§ **Your goal**
Could you print every entry below exactly as given?

§ **Records to use**
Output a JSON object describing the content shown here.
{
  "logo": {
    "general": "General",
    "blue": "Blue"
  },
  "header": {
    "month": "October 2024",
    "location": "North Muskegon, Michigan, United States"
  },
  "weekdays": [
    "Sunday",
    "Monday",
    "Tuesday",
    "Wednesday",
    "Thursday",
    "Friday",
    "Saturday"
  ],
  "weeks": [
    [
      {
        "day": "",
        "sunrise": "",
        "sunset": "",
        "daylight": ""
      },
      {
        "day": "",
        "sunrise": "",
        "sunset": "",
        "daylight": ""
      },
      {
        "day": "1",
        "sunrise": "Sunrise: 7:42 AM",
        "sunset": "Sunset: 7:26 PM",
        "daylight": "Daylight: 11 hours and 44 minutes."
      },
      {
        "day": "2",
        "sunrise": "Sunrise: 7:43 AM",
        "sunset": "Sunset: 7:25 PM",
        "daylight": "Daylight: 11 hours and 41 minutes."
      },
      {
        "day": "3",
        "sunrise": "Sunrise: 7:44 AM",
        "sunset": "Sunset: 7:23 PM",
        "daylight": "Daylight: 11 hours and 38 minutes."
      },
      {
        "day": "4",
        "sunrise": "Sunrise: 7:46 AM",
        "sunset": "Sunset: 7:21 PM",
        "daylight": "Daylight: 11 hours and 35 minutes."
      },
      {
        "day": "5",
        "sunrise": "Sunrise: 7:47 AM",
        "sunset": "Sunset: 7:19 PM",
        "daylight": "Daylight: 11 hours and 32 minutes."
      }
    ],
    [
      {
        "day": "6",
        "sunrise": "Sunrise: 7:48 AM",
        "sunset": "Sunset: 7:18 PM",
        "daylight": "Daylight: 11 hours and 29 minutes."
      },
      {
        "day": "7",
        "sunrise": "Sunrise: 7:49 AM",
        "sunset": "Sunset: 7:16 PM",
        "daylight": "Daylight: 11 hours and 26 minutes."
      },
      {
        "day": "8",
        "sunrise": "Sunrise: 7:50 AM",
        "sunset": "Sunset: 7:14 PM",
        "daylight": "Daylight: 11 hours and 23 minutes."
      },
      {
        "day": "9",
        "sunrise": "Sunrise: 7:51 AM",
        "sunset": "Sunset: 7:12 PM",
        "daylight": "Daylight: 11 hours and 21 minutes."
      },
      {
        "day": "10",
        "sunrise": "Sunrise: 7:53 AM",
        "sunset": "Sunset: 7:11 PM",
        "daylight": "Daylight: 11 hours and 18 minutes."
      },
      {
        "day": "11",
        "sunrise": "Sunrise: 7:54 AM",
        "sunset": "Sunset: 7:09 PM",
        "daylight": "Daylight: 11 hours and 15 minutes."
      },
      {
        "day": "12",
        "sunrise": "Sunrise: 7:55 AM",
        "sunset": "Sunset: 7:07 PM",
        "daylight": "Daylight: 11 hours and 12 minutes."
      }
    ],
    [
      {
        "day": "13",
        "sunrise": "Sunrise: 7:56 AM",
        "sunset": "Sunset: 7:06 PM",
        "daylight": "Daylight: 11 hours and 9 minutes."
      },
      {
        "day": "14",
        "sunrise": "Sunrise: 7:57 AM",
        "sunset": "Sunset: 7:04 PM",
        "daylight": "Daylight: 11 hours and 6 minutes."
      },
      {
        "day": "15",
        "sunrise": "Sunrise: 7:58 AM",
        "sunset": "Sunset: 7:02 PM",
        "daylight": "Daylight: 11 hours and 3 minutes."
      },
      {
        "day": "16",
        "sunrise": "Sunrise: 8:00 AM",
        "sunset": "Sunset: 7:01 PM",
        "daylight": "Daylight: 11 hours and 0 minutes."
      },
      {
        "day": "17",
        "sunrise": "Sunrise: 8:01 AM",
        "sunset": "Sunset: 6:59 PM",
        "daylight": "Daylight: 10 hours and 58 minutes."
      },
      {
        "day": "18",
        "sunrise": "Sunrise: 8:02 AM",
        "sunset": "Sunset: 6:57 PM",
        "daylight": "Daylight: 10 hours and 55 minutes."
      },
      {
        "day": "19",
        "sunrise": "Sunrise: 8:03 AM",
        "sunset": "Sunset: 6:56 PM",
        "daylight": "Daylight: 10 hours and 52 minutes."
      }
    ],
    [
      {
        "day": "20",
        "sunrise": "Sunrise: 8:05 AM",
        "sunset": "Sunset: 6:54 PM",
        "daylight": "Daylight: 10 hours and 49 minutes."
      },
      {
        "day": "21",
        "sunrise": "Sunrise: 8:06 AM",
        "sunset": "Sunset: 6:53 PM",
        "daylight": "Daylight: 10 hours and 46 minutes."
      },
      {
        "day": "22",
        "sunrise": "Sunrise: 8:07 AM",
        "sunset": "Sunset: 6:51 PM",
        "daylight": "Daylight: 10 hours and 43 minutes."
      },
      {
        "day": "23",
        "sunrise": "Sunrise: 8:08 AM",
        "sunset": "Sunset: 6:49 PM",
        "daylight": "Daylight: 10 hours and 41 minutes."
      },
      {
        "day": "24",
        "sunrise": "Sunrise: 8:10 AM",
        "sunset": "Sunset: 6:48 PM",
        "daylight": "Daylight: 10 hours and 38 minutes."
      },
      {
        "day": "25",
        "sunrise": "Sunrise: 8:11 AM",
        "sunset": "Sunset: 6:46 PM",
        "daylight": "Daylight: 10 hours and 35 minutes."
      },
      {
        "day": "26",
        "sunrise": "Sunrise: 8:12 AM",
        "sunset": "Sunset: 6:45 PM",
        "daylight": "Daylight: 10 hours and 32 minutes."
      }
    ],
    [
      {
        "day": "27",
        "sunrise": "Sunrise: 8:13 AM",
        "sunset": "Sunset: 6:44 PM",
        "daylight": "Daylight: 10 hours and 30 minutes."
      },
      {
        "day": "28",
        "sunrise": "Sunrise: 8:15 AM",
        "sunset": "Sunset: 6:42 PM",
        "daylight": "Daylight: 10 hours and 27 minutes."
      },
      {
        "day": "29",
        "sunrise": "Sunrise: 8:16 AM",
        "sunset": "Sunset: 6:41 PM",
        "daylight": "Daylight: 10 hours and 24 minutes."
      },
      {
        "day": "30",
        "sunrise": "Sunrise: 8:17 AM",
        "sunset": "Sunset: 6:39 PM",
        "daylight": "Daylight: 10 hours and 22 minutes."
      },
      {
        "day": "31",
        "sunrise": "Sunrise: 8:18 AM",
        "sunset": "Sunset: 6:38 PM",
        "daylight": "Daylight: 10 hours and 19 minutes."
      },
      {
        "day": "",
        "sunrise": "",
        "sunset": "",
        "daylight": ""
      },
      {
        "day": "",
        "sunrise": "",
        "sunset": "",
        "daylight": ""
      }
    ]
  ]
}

§ **Result**
Output a JSON object describing the content shown here.
{
  "logo": {
    "general": "General",
    "blue": "Blue"
  },
  "header": {
    "month": "October 2024",
    "location": "North Muskegon, Michigan, United States"
  },
  "weekdays": [
    "Sunday",
    "Monday",
    "Tuesday",
    "Wednesday",
    "Thursday",
    "Friday",
    "Saturday"
  ],
  "weeks": [
    [
      {
        "day": "",
        "sunrise": "",
        "sunset": "",
        "daylight": ""
      },
      {
        "day": "",
        "sunrise": "",
        "sunset": "",
        "daylight": ""
      },
      {
        "day": "1",
        "sunrise": "Sunrise: 7:42 AM",
        "sunset": "Sunset: 7:26 PM",
        "daylight": "Daylight: 11 hours and 44 minutes."
      },
      {
        "day": "2",
        "sunrise": "Sunrise: 7:43 AM",
        "sunset": "Sunset: 7:25 PM",
        "daylight": "Daylight: 11 hours and 41 minutes."
      },
      {
        "day": "3",
        "sunrise": "Sunrise: 7:44 AM",
        "sunset": "Sunset: 7:23 PM",
        "daylight": "Daylight: 11 hours and 38 minutes."
      },
      {
        "day": "4",
        "sunrise": "Sunrise: 7:46 AM",
        "sunset": "Sunset: 7:21 PM",
        "daylight": "Daylight: 11 hours and 35 minutes."
      },
      {
        "day": "5",
        "sunrise": "Sunrise: 7:47 AM",
        "sunset": "Sunset: 7:19 PM",
        "daylight": "Daylight: 11 hours and 32 minutes."
      }
    ],
    [
      {
        "day": "6",
        "sunrise": "Sunrise: 7:48 AM",
        "sunset": "Sunset: 7:18 PM",
        "daylight": "Daylight: 11 hours and 29 minutes."
      },
      {
        "day": "7",
        "sunrise": "Sunrise: 7:49 AM",
        "sunset": "Sunset: 7:16 PM",
        "daylight": "Daylight: 11 hours and 26 minutes."
      },
      {
        "day": "8",
        "sunrise": "Sunrise: 7:50 AM",
        "sunset": "Sunset: 7:14 PM",
        "daylight": "Daylight: 11 hours and 23 minutes."
      },
      {
        "day": "9",
        "sunrise": "Sunrise: 7:51 AM",
        "sunset": "Sunset: 7:12 PM",
        "daylight": "Daylight: 11 hours and 21 minutes."
      },
      {
        "day": "10",
        "sunrise": "Sunrise: 7:53 AM",
        "sunset": "Sunset: 7:11 PM",
        "daylight": "Daylight: 11 hours and 18 minutes."
      },
      {
        "day": "11",
        "sunrise": "Sunrise: 7:54 AM",
        "sunset": "Sunset: 7:09 PM",
        "daylight": "Daylight: 11 hours and 15 minutes."
      },
      {
        "day": "12",
        "sunrise": "Sunrise: 7:55 AM",
        "sunset": "Sunset: 7:07 PM",
        "daylight": "Daylight: 11 hours and 12 minutes."
      }
    ],
    [
      {
        "day": "13",
        "sunrise": "Sunrise: 7:56 AM",
        "sunset": "Sunset: 7:06 PM",
        "daylight": "Daylight: 11 hours and 9 minutes."
      },
      {
        "day": "14",
        "sunrise": "Sunrise: 7:57 AM",
        "sunset": "Sunset: 7:04 PM",
        "daylight": "Daylight: 11 hours and 6 minutes."
      },
      {
        "day": "15",
        "sunrise": "Sunrise: 7:58 AM",
        "sunset": "Sunset: 7:02 PM",
        "daylight": "Daylight: 11 hours and 3 minutes."
      },
      {
        "day": "16",
        "sunrise": "Sunrise: 8:00 AM",
        "sunset": "Sunset: 7:01 PM",
        "daylight": "Daylight: 11 hours and 0 minutes."
      },
      {
        "day": "17",
        "sunrise": "Sunrise: 8:01 AM",
        "sunset": "Sunset: 6:59 PM",
        "daylight": "Daylight: 10 hours and 58 minutes."
      },
      {
        "day": "18",
        "sunrise": "Sunrise: 8:02 AM",
        "sunset": "Sunset: 6:57 PM",
        "daylight": "Daylight: 10 hours and 55 minutes."
      },
      {
        "day": "19",
        "sunrise": "Sunrise: 8:03 AM",
        "sunset": "Sunset: 6:56 PM",
        "daylight": "Daylight: 10 hours and 52 minutes."
      }
    ],
    [
      {
        "day": "20",
        "sunrise": "Sunrise: 8:05 AM",
        "sunset": "Sunset: 6:54 PM",
        "daylight": "Daylight: 10 hours and 49 minutes."
      },
      {
        "day": "21",
        "sunrise": "Sunrise: 8:06 AM",
        "sunset": "Sunset: 6:53 PM",
        "daylight": "Daylight: 10 hours and 46 minutes."
      },
      {
        "day": "22",
        "sunrise": "Sunrise: 8:07 AM",
        "sunset": "Sunset: 6:51 PM",
        "daylight": "Daylight: 10 hours and 43 minutes."
      },
      {
        "day": "23",
        "sunrise": "Sunrise: 8:08 AM",
        "sunset": "Sunset: 6:49 PM",
        "daylight": "Daylight: 10 hours and 41 minutes."
      },
      {
        "day": "24",
        "sunrise": "Sunrise: 8:10 AM",
        "sunset": "Sunset: 6:48 PM",
        "daylight": "Daylight: 10 hours and 38 minutes."
      },
      {
        "day": "25",
        "sunrise": "Sunrise: 8:11 AM",
        "sunset": "Sunset: 6:46 PM",
        "daylight": "Daylight: 10 hours and 35 minutes."
      },
      {
        "day": "26",
        "sunrise": "Sunrise: 8:12 AM",
        "sunset": "Sunset: 6:45 PM",
        "daylight": "Daylight: 10 hours and 32 minutes."
      }
    ],
    [
      {
        "day": "27",
        "sunrise": "Sunrise: 8:13 AM",
        "sunset": "Sunset: 6:44 PM",
        "daylight": "Daylight: 10 hours and 30 minutes."
      },
      {
        "day": "28",
        "sunrise": "Sunrise: 8:15 AM",
        "sunset": "Sunset: 6:42 PM",
        "daylight": "Daylight: 10 hours and 27 minutes."
      },
      {
        "day": "29",
        "sunrise": "Sunrise: 8:16 AM",
        "sunset": "Sunset: 6:41 PM",
        "daylight": "Daylight: 10 hours and 24 minutes."
      },
      {
        "day": "30",
        "sunrise": "Sunrise: 8:17 AM",
        "sunset": "Sunset: 6:39 PM",
        "daylight": "Daylight: 10 hours and 22 minutes."
      },
      {
        "day": "31",
        "sunrise": "Sunrise: 8:18 AM",
        "sunset": "Sunset: 6:38 PM",
        "daylight": "Daylight: 10 hours and 19 minutes."
      },
      {
        "day": "",
        "sunrise": "",
        "sunset": "",
        "daylight": ""
      },
      {
        "day": "",
        "sunrise": "",
        "sunset": "",
        "daylight": ""
      }
    ]
  ]
}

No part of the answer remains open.